Businesses are transforming to be more digital and are constantly in the quest of getting a competitive advantage over their competitors. One of the important and popular means is to do more with the data that they have. We all know that the amount of data as in volume, velocity, and variety is continuing to grow unabated. To maintain a competitive edge in the digital era implies the ability to take control of this deluge, analyze and deliver insights accurately to better serve business needs. This has turned the focus back to storage software, storage media, and systems as it was proving to be one of the big bottlenecks.
It is no secret that Storage performance has not kept up with the speeds of CPU and Network. A perfect storm is brewing, an over-served market seemed ripe for disruption. The innovation around NVMe based flash, Storage class memory such as Optane along NVMe protocol seem to prepare us to better handle the issues for the near future. Many established companies have either announced new retrofitted products or updated their roadmaps with new storage arrays that are using some of these new innovations, along with touting how fast each one’s storage is in millions of IOPS. It is difficult to come to grips as to what is it that each one delivers and what are the compromises, and whether they are designed to maximize the true benefits of NVMe based media. With NVMe and NVMe over the fabric, delivering comparatively high performance, low-cost system that can store half a PB of data is not very difficult.
Our goal was to do more to the customer leveraging the new media and protocol along with the new architectural paradigms around rack scale designs.
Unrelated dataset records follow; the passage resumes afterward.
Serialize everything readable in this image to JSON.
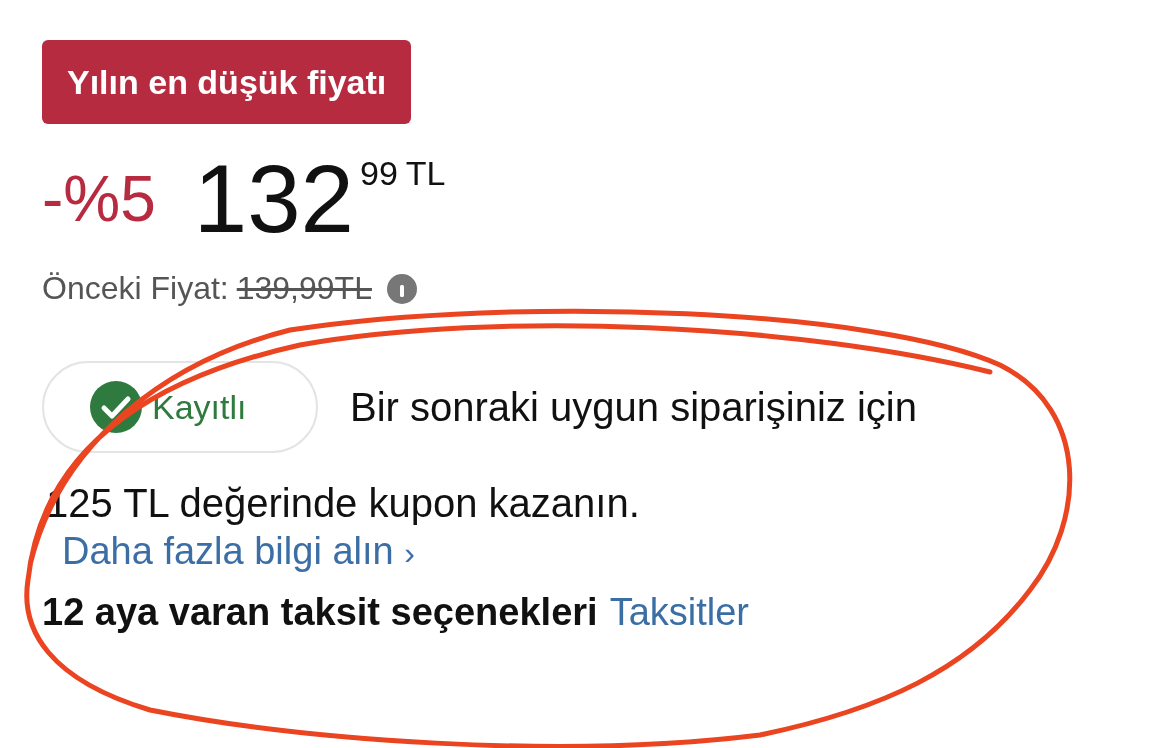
{
  "deal_badge": "Yılın en düşük fiyatı",
  "price": {
    "discount": "-%5",
    "whole": "132",
    "fraction": "99",
    "currency": "TL"
  },
  "previous_price": {
    "label": "Önceki Fiyat:",
    "value": "139,99TL"
  },
  "membership": {
    "label": "Kayıtlı",
    "checked": true
  },
  "coupon_lines": [
    "Bir sonraki uygun siparişiniz için",
    "125 TL değerinde kupon kazanın."
  ],
  "more_info_link": {
    "label": "Daha fazla bilgi alın",
    "chevron": "›"
  },
  "installments": {
    "text": "12 aya varan taksit seçenekleri",
    "link": "Taksitler"
  },
  "annotation": {
    "kind": "ellipse",
    "color": "#ea4420"
  }
}
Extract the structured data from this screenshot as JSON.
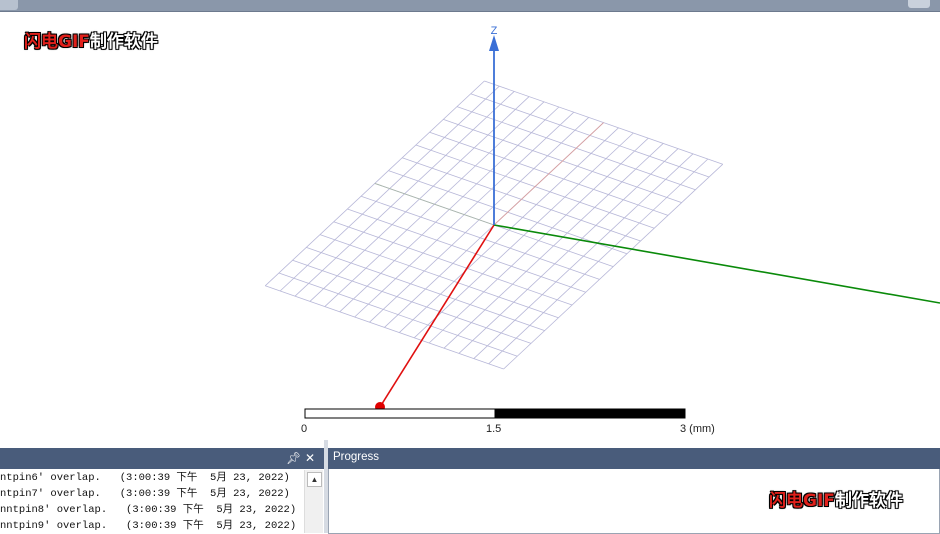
{
  "axis": {
    "z_label": "Z",
    "colors": {
      "x": "#e01010",
      "y": "#0a8a0a",
      "z": "#3a6fd6",
      "grid": "#b7b7d8",
      "origin_marker": "#e00000"
    }
  },
  "scale_bar": {
    "labels": [
      "0",
      "1.5",
      "3 (mm)"
    ]
  },
  "watermark": {
    "red_part": "闪电GIF",
    "white_part": "制作软件"
  },
  "message_panel": {
    "pin_icon": "pin-icon",
    "close_icon": "close-icon",
    "messages": [
      "ntpin6' overlap.   (3:00:39 下午  5月 23, 2022)",
      "ntpin7' overlap.   (3:00:39 下午  5月 23, 2022)",
      "nntpin8' overlap.   (3:00:39 下午  5月 23, 2022)",
      "nntpin9' overlap.   (3:00:39 下午  5月 23, 2022)"
    ]
  },
  "progress_panel": {
    "title": "Progress"
  }
}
We not only wanted to satisfy table stakes for entry into the market as in Performance, Capacity and Resiliency at an affordable cost, but also to take it a step further to try to alleviate some of the pain points that data center architects and operators feel on a day to day basis.
With the buzz and mindshare around Software-Defined Storage, our instinct was to go along the same route because it keeps costs down, and aligns with the common belief that there is absolutely no need for any hardware innovation and it is “modern”. It was not about being cool, it was about delivering something that adds value and simplifies the life of the data center planners, architects and operators. Our goal was to ultimately produce a system that not only provided the basic functionality of any storage system around performance, resiliency, and cost but do it in a form factor that would be ideal for the rack scale along with off-host data management from the servers into our system. With applications being more CPU and memory hungry, we did not want resources in the server to be used for storage data services like metadata management, snapshots, RAID, etc.
Granted, one school of thought would argue saying “CPU is cheap”, so we can add more servers, however, we felt that that would induce a server sprawl and create a storage capacity management problem. In addition, we wanted to work with the host operating system as-is, with no additional software. It is a fact that all software eventually needs to be patched, upgraded and maintained. The lesser the touchpoints on the server tier, the lesser the operational headache for our customers. To keep the cost down for our customers and to facilitate rapid innovation, we did not want to embark on developing new ASICs of FPGAs. This implied being smart about using off the shelf components that are readily available and developing a purpose-built software stack that leverages our system.
Our journey of storage system design essentially started off with asking a fundamentally simple question as to what is the one class of device in the data center that is available, has enough CPU and memory that can ingress a Tb of data and egress a Tb of data in 1 second at line rate? The answer was quite evident, they were the networking devices. NVMe media, when accessed in multiple and in parallel, can indeed store a Tb/s. The networking devices were modular, expandable and purpose-built for what they serve. Even though software-defined networking exists, people still buy and consume popular switches from successful vendors.
However, replacing egress ports with fast media was not going to cut it because we needed some real CPU horsepower to do all the data management at ingress speeds and this was a daunting task. We consciously borrowed design concepts from networking world, expanded from our knowledge in blade chassis and server designs built an architecture with enough CPU, memory, internal bandwidth and storage capacity along with a purpose-built clustered storage software to deliver a shared accelerated storage device that not only provided performance and resiliency but provided the aspects that are needed to serve storage that is manageable at scale. All using commodity components while being totally standards-compliant.
To summarize, we are the only NVMe over fabric shared accelerated storage array that is performant, modular, dense, resilient, field serviceable, economic, has zero host side footprint with built-in data management in a right for the rack-scale form factor. A storage system with absolutely no-compromise is finally here!